(Energy Analytics Institute, Aaron Simonsky, 31.Jul.2018) – Mexico’s oil production will cease to decline in 2025.
That’s according to details of a report published by S&P Global Platts Energy Analyst and Consultant Manager Javier Díaz during an energy forum.
Díaz announced details of projections for Mexican crude oil production until 2040 that showed national crude production stabilizing in 2025; starting to rise in 2027, and reaching 2 million barrels per day through 2035, according to the daily newspaper El Financiero.
Reaching these goals, said Díaz, will depend to a large extent that in the “new era” the following will occur in the energy sector: foreign investment will continue to flow into Mexico, and the tendency to reverse the fall in production and continue the liberalization of the markets will also continue to improve market efficiency.
“These are the focal points that we see that can make the energy market more effective for Mexico,” said Díaz during an interview.
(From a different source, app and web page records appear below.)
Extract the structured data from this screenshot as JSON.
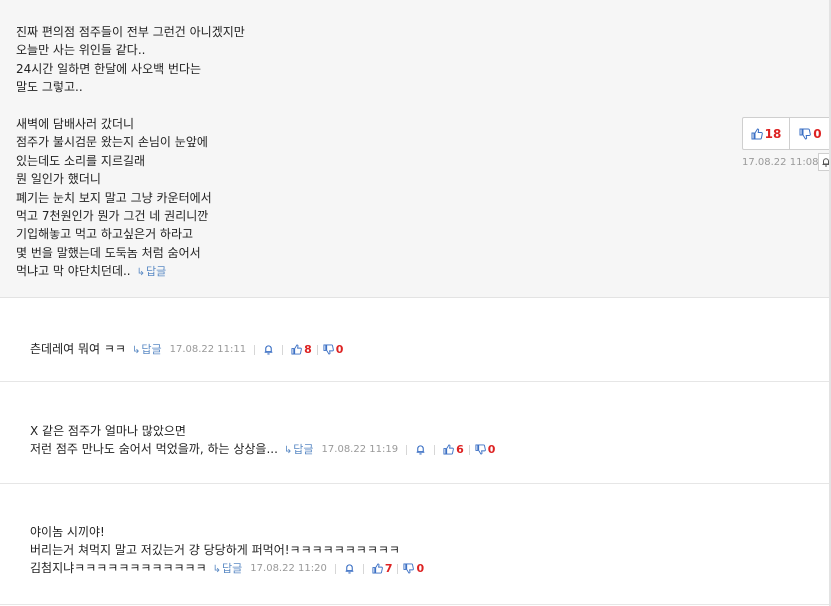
{
  "best_comment": {
    "text": "진짜 편의점 점주들이 전부 그런건 아니겠지만\n오늘만 사는 위인들 같다..\n24시간 일하면 한달에 사오백 번다는\n말도 그렇고..\n\n새벽에 담배사러 갔더니\n점주가 불시검문 왔는지 손님이 눈앞에\n있는데도 소리를 지르길래\n뭔 일인가 했더니\n폐기는 눈치 보지 말고 그냥 카운터에서\n먹고 7천원인가 뭔가 그건 네 권리니깐\n기입해놓고 먹고 하고싶은거 하라고\n몇 번을 말했는데 도둑놈 처럼 숨어서\n먹냐고 막 야단치던데..",
    "reply_label": "답글",
    "up": "18",
    "down": "0",
    "date": "17.08.22 11:08"
  },
  "comments": [
    {
      "text": "츤데레여 뭐여 ㅋㅋ",
      "reply_label": "답글",
      "date": "17.08.22 11:11",
      "up": "8",
      "down": "0"
    },
    {
      "text": "X 같은 점주가 얼마나 많았으면\n저런 점주 만나도 숨어서 먹었을까, 하는 상상을...",
      "reply_label": "답글",
      "date": "17.08.22 11:19",
      "up": "6",
      "down": "0"
    },
    {
      "text": "야이놈 시끼야!\n버리는거 쳐먹지 말고 저깄는거 걍 당당하게 퍼먹어!ㅋㅋㅋㅋㅋㅋㅋㅋㅋㅋ\n김첨지냐ㅋㅋㅋㅋㅋㅋㅋㅋㅋㅋㅋㅋ",
      "reply_label": "답글",
      "date": "17.08.22 11:20",
      "up": "7",
      "down": "0"
    }
  ],
  "colors": {
    "vote_count": "#dd2222",
    "thumb_icon": "#3a6fc4",
    "reply_link": "#5b8ac4",
    "meta_text": "#999999"
  }
}
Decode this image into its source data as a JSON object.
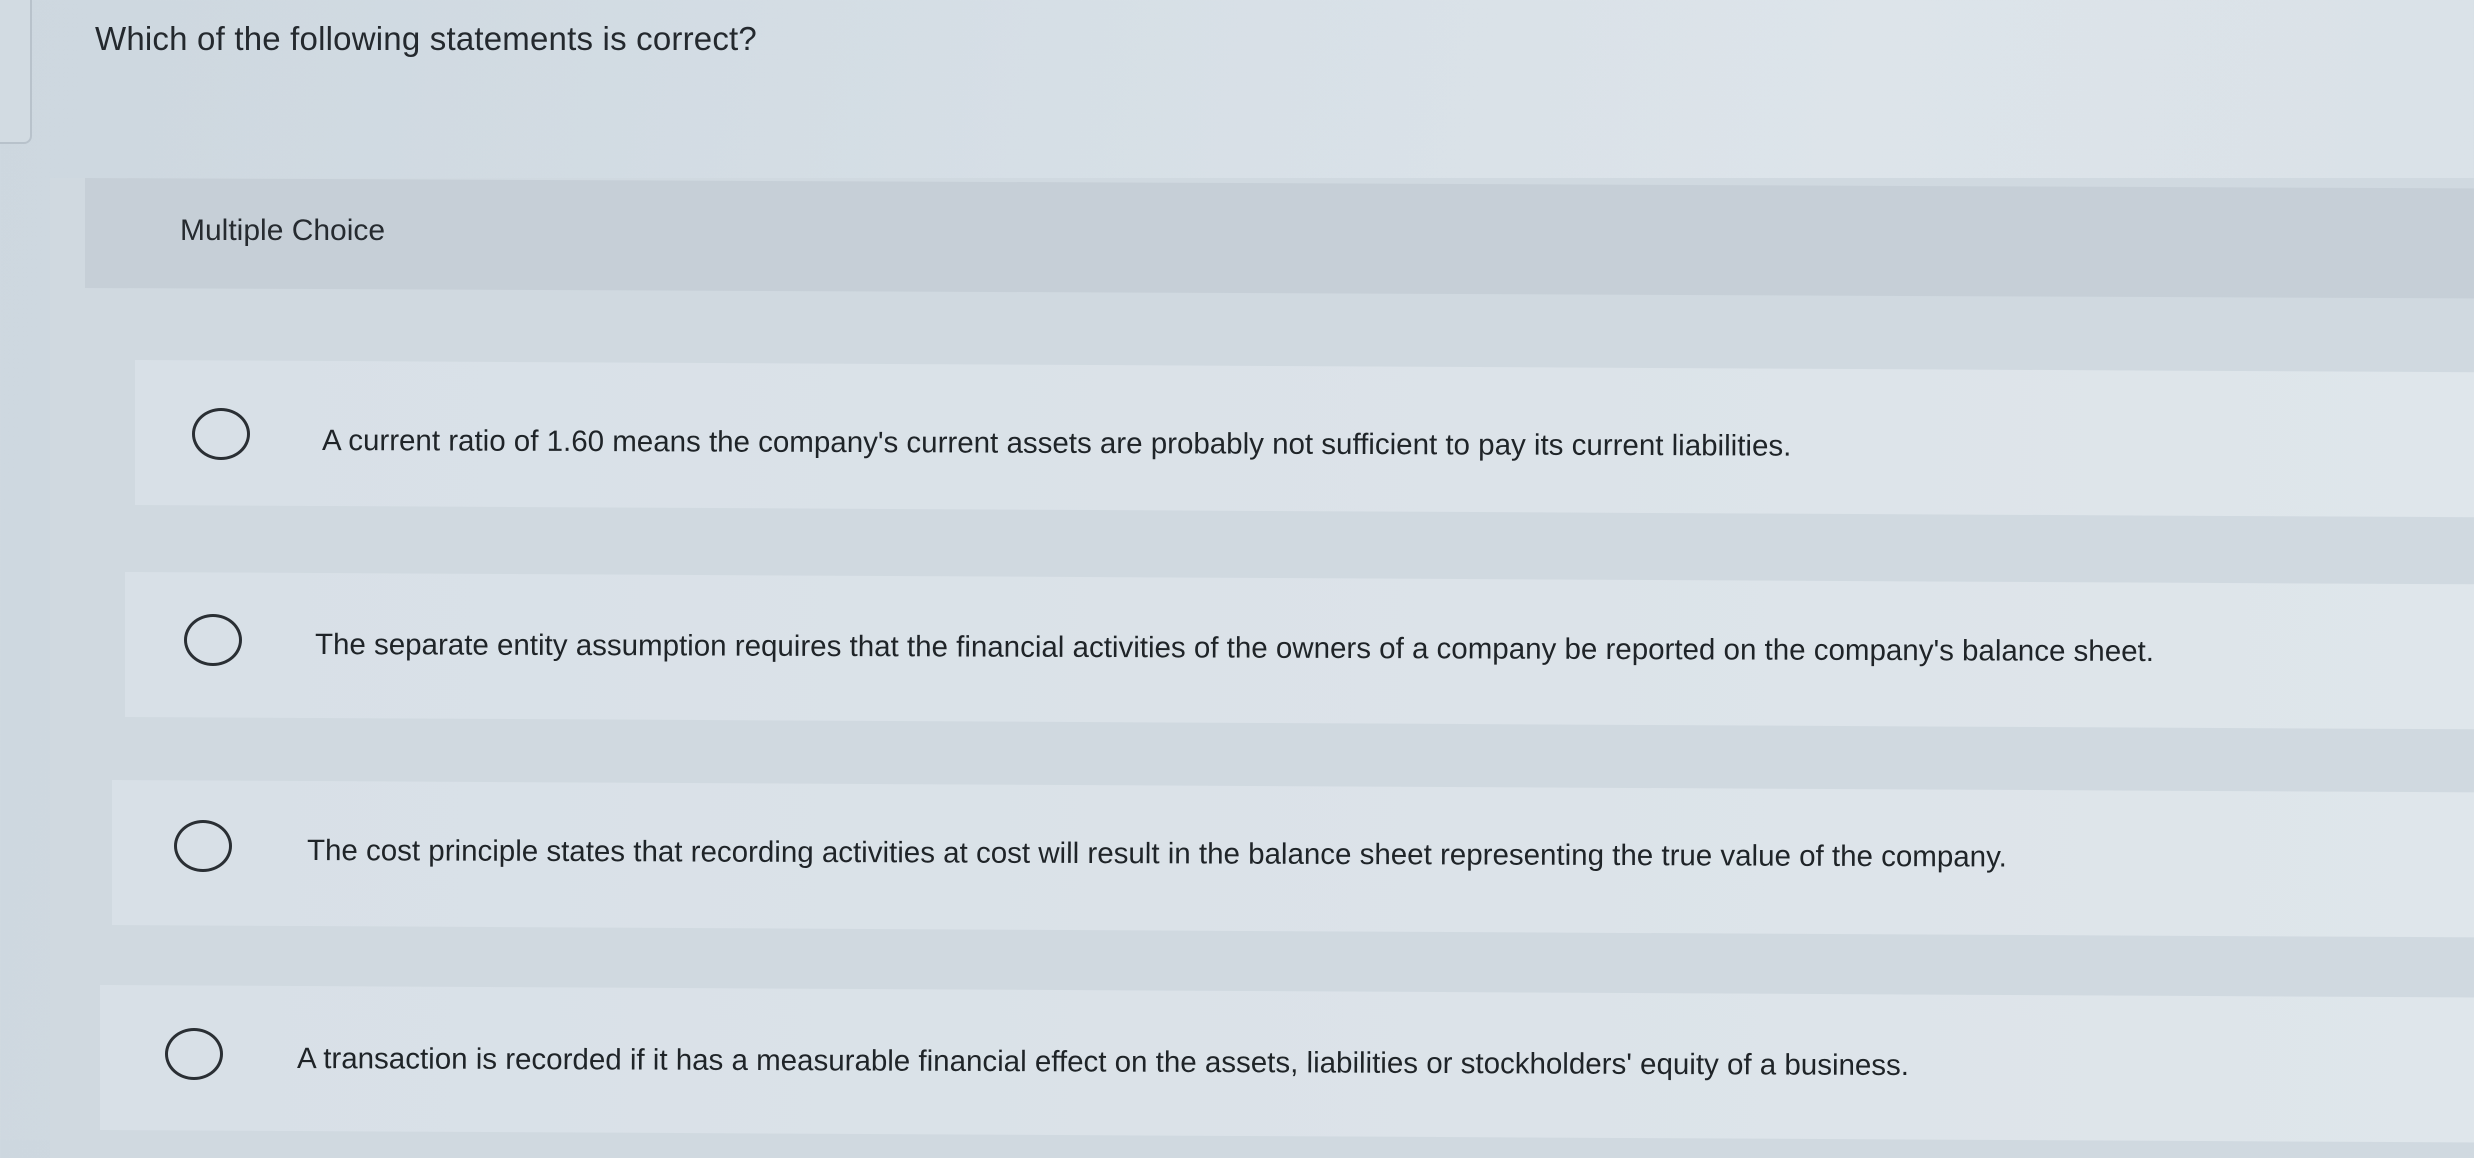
{
  "question": {
    "text": "Which of the following statements is correct?"
  },
  "section": {
    "label": "Multiple Choice"
  },
  "options": [
    {
      "text": "A current ratio of 1.60 means the company's current assets are probably not sufficient to pay its current liabilities.",
      "selected": false
    },
    {
      "text": "The separate entity assumption requires that the financial activities of the owners of a company be reported on the company's balance sheet.",
      "selected": false
    },
    {
      "text": "The cost principle states that recording activities at cost will result in the balance sheet representing the true value of the company.",
      "selected": false
    },
    {
      "text": "A transaction is recorded if it has a measurable financial effect on the assets, liabilities or stockholders' equity of a business.",
      "selected": false
    }
  ]
}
When questioned about the profitability of the possibility that Mexico’s President-elect Andrés Manuel López Obrador would build two new refineries and modernize the existing infrastructure, Díaz said that in the first instance a technical and financial study should be done regarding the possibility to modernize the infrastructure taking into consideration the age and conditions of the refineries.